This group show leaves one feeling that hokey notions of home still haunt us
Reviewed by Robert Faires, Fri., Oct. 24, 2008
Through Nov. 1
From the days of Odysseus to Dorothy, home was the place that you would do anything to get back to. Lately, though, it seems more like the place you'd do anything to get away from.
Maybe it's the cookie-cutter oppressiveness of midcentury suburbia or fallout from the explosion of the nuclear family, but home ain't what it used to be. There's an unease that's crept into our sense of the place, a feeling that it represents repression and unmet expectations and false cheer. Home is broken or, if not that, then stuck in a past that's long faded away; it's a dead zone.
The first images you pass in the group exhibit "Welcome Home" hint at as much: four paintings by Mike Parsons, who curated the show, each showing part of a home over which is superimposed the face of a woman whose appearance suggests the 1950s or 1960s. They could easily be a kitschy tip of the fedora to the pioneers of suburbia, but the transparency of the faces suggests that these women are no longer with us. And if they're gone, what happened to those houses they lived in? Has home vanished, too?
There's a definite sense of a lost past in Andy Rihn's remarkable installation, Manville. On one side, the work is a tall wall of weathered wood suggesting an old shack with a bucket by the door overflowing with empty Schlitz cans. On the opposite side is a haven for a grandfather from another age. Lining the wall, floor to ceiling, are tools. An easy chair with vinyl the color of nicotine-stained fingers has an ashtray filled with cigarette butts on its arm and the residue of a TV-tray snack beside it. Under a desk is a stack of early-Sixties Playboys. The air is as thick with the scent of testosterone as with the odor of rusty metal and burned tobacco, and if you had a grandpa who had or wished he had a hideaway like this, as I did, it's heavy with nostalgia, too. You might not want everything this "home" stands for to hold sway the way it once did – the heavy smoking, heavy drinking, macho-shithead 'tude – but it's hard not to miss the strength that lived there, the love of working with one's hands, the plain talk, the rough edges.
A like ambivalence suffuses Parsons' large paintings next to Manville. Each work is packed with visual elements: a setting in a traditional-looking neighborhood – children playing as a man mows his lawn, a family meal outdoors, people young and old out for a stroll – but crowding in on them are animals, design patterns, text, and textures that feel dense with symbolism. The human figures have a stock quality, like they're lifted from ads or old sitcoms that tried to sell us the perfect home and town: Andy's Mayberry, Beaver's Mayfield.
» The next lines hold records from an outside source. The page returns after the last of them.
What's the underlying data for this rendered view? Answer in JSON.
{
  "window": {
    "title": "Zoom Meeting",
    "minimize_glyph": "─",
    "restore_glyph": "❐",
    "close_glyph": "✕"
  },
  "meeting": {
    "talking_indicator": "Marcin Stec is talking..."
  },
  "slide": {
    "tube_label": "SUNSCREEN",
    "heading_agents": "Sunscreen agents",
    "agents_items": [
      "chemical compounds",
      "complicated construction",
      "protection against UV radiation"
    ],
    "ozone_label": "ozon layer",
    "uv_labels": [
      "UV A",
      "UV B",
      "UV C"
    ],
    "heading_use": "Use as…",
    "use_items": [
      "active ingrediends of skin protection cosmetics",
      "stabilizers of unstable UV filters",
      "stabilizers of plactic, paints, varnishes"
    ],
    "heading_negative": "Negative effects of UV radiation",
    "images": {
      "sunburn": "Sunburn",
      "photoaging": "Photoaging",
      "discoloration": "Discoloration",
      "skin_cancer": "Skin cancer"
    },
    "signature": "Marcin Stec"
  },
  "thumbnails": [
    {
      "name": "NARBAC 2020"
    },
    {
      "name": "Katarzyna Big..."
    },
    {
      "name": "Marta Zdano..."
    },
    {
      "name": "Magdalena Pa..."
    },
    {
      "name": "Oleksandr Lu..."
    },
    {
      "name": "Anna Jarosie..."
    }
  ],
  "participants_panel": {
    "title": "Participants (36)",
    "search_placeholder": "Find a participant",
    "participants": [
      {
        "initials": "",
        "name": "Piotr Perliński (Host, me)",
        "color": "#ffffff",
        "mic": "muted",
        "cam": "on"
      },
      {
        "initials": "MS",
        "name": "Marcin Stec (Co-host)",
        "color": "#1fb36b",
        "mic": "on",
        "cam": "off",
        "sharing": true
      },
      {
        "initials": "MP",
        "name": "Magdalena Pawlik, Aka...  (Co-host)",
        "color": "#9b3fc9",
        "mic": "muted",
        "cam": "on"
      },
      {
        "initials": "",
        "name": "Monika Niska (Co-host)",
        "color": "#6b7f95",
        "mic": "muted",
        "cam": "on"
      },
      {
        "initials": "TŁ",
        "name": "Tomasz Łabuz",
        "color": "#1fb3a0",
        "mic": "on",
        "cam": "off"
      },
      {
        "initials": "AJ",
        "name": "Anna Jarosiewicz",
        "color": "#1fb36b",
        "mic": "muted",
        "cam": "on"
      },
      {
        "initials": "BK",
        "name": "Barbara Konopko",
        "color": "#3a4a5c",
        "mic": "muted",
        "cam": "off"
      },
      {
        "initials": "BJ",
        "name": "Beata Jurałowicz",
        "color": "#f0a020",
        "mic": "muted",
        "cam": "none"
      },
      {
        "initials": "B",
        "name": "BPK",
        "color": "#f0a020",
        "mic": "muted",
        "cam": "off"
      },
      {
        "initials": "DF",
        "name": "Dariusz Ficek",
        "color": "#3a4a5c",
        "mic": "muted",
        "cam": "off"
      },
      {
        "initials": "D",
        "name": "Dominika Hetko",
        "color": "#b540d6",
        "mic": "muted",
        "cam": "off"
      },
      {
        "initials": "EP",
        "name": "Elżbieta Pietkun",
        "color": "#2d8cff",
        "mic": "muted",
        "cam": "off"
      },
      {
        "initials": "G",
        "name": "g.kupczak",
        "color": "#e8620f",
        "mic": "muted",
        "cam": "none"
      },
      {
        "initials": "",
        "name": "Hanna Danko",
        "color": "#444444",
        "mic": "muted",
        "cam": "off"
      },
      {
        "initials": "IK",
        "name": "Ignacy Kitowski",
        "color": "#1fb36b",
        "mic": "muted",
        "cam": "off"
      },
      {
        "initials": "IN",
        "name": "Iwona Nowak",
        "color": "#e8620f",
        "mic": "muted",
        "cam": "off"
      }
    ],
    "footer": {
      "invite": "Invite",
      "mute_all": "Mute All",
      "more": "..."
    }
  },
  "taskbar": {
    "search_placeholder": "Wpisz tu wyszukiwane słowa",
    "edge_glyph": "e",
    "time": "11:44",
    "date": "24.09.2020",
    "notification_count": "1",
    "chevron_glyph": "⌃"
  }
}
At first, you might suspect Parsons of mocking those manufactured ideals of home, and maybe he is, but many of the elements – the kids, the creatures, the human connections being made, the positive titles – can also be read as sincere, as if this dated, even laughable concept of "home" still has some hold on us. We yearn for the good things it gave us.
What's left of home? Is it, as the labeled pillows on Chrissy Paszalek's Bed Installation suggest, where our fears take up as much space as our hopes? Her other pieces here, a fabric hand reaching under a door and a photograph of a man seeming to peek in at a window, certainly address a modern sense of anxiety, a concern that no place is safe.
Not everything speaks as overtly of home – Parsons' large prints of childhood characters that look like rejected Muppets; Dennis Hodges' fun oils on panels starring anthropomorphic critters looking effed-up and his birdhouse built around a glass jug with a dazed cartoon head painted on it; Candace Briceño's lovely cloth panel hand-dyed a sensuous green with leaf shapes cut from it – but the works that do are the heart of the show. They leave you wondering if we haven't outgrown those hokey values from neighborhoods gone by. As you leave, you have to pass by Parsons' ghostly women again, and it feels like if they're not haunting us, surely their homes are.